**REQUIREMENT:**
For the data below, work out how many lines include the string "calculator" and report only the number.

**DATA IN THIS EXERCISE:**
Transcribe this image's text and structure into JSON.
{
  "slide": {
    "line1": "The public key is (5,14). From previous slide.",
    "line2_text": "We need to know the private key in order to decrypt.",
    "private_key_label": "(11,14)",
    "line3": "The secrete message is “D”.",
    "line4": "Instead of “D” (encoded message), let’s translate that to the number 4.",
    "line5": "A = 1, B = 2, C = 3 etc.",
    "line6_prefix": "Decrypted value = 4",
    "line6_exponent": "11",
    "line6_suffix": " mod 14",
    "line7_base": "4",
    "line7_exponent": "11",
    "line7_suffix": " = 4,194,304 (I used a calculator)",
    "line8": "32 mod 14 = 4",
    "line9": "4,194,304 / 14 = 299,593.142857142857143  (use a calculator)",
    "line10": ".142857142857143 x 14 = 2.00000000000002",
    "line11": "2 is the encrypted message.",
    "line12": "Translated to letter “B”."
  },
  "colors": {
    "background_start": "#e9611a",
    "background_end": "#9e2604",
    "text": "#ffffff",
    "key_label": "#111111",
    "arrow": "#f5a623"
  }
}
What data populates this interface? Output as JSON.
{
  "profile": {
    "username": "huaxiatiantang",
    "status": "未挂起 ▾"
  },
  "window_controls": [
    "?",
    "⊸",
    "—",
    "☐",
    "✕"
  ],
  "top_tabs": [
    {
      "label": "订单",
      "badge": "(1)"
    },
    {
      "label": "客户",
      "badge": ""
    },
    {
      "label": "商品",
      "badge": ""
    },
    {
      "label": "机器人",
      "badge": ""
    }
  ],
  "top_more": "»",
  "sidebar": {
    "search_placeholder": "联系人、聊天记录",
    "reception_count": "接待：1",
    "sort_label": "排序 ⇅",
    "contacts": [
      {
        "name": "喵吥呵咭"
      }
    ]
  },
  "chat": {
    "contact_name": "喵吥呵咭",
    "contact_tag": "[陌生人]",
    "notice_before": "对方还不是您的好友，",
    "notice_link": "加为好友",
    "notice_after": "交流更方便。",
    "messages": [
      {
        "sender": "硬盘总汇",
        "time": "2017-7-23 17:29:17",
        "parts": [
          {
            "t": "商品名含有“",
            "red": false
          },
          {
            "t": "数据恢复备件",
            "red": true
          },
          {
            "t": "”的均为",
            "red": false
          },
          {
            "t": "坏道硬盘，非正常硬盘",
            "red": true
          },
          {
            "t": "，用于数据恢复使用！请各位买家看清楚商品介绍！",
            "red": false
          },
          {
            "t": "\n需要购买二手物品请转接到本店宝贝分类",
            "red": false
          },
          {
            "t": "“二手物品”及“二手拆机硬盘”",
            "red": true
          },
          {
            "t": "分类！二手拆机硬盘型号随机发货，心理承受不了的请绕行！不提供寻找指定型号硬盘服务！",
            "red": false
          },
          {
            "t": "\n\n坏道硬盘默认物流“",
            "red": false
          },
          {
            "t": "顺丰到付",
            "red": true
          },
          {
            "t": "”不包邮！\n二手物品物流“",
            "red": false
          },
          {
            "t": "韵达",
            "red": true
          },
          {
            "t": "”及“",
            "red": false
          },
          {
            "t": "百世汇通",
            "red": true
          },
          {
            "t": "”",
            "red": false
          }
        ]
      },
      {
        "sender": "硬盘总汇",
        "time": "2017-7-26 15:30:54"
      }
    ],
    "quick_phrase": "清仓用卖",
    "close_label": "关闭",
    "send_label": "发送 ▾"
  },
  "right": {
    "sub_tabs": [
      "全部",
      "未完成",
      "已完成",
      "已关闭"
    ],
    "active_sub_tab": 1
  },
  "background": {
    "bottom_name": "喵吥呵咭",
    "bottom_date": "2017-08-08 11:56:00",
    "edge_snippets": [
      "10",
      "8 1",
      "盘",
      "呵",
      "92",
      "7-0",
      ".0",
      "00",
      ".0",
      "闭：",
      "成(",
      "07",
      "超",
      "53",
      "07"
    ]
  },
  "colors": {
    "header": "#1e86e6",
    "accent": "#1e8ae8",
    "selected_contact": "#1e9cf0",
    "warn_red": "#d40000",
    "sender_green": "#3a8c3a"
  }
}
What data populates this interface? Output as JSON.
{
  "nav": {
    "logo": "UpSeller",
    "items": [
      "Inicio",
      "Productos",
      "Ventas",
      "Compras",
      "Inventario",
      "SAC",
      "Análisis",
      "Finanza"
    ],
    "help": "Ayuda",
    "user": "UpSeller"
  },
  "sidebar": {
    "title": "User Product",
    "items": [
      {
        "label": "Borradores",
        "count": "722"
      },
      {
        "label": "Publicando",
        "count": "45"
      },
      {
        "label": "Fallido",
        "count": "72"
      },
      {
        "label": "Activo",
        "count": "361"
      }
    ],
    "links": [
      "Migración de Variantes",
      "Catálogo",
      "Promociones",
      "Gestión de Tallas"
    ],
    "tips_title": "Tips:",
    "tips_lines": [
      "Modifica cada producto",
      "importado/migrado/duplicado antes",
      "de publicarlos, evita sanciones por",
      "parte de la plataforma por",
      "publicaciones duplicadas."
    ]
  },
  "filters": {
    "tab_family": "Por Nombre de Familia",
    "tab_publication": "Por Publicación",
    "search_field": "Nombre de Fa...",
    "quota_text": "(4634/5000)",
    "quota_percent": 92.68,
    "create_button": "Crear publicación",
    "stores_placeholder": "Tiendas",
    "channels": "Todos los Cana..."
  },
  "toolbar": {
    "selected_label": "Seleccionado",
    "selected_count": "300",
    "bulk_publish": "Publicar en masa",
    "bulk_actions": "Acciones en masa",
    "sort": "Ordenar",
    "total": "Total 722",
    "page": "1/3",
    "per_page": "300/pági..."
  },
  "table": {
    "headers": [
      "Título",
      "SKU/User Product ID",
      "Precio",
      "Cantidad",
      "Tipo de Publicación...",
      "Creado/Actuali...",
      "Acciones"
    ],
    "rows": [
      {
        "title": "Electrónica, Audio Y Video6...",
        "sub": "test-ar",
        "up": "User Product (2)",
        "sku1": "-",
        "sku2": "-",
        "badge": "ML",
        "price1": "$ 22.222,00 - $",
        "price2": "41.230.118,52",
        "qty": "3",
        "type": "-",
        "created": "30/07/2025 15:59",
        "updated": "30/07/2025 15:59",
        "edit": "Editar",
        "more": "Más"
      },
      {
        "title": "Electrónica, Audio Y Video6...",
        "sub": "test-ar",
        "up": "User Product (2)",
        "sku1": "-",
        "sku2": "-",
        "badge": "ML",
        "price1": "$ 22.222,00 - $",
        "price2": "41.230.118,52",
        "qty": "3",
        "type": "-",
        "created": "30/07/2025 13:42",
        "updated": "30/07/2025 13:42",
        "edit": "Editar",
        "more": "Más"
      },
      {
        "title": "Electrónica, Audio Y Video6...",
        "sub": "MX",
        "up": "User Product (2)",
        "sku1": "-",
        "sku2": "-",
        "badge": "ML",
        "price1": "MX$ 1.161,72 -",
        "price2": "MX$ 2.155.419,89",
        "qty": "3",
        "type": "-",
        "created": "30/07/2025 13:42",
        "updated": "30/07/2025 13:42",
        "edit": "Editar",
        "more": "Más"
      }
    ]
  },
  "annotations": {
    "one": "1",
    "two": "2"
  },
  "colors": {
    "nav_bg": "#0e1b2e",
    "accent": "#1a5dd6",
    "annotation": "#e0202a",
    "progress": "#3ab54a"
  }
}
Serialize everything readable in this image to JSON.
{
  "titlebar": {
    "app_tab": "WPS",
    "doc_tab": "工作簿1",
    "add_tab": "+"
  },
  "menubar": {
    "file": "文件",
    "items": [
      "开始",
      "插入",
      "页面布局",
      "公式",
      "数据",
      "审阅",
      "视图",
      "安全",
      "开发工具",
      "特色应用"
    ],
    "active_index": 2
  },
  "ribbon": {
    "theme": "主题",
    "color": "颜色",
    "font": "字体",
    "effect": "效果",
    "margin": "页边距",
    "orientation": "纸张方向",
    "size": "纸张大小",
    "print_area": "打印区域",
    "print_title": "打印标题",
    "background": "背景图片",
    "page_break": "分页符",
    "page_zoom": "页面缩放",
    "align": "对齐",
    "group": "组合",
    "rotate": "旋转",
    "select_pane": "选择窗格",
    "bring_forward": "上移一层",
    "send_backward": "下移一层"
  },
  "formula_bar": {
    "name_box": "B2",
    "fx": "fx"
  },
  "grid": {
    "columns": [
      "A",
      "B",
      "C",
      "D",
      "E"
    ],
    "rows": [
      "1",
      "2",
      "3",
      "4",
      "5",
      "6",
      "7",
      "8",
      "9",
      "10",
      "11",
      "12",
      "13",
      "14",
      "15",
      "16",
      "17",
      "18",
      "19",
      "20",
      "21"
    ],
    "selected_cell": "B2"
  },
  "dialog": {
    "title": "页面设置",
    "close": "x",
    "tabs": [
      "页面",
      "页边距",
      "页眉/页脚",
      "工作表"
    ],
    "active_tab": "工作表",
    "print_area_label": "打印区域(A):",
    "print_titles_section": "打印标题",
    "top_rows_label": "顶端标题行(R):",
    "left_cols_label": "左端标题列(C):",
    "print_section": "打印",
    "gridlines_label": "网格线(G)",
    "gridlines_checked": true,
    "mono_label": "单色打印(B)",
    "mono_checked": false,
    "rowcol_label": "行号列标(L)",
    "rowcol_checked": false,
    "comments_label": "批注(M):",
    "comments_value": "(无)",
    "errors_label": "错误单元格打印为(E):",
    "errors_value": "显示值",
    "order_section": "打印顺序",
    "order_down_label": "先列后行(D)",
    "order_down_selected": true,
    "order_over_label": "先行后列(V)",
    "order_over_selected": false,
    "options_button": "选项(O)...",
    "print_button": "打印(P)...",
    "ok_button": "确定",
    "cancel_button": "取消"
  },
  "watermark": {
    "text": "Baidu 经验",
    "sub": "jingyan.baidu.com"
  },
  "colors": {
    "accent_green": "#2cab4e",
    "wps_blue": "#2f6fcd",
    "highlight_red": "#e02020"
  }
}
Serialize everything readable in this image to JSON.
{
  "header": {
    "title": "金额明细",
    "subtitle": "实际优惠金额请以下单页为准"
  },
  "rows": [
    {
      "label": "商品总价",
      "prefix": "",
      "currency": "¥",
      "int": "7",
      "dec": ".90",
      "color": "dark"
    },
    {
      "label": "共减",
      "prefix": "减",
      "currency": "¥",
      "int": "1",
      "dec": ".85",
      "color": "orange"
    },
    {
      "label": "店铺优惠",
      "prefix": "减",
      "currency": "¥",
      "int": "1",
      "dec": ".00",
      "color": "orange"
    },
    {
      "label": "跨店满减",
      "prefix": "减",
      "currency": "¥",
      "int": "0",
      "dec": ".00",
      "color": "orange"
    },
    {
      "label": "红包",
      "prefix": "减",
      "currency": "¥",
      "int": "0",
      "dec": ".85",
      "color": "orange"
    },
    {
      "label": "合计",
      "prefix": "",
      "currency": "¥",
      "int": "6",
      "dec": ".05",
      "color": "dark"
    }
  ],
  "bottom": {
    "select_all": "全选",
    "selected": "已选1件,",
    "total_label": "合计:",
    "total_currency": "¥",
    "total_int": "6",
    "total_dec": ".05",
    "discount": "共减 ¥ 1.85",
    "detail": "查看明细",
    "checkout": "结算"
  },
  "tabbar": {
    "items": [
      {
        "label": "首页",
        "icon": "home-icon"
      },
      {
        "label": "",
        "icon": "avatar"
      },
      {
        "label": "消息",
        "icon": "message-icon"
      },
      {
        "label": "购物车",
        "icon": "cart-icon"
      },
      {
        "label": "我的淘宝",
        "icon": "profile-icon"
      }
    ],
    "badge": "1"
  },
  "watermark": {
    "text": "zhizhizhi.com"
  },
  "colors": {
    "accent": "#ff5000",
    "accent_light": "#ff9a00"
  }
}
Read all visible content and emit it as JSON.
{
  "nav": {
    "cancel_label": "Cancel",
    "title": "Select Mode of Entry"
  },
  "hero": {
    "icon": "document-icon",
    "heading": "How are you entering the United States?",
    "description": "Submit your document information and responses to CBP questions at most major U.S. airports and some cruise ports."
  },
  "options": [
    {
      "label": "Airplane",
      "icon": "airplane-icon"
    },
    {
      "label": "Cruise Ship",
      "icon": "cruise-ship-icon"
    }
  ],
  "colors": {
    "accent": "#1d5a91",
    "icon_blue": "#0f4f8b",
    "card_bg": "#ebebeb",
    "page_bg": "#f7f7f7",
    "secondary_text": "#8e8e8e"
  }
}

**RESULT OF THIS EXERCISE:**
2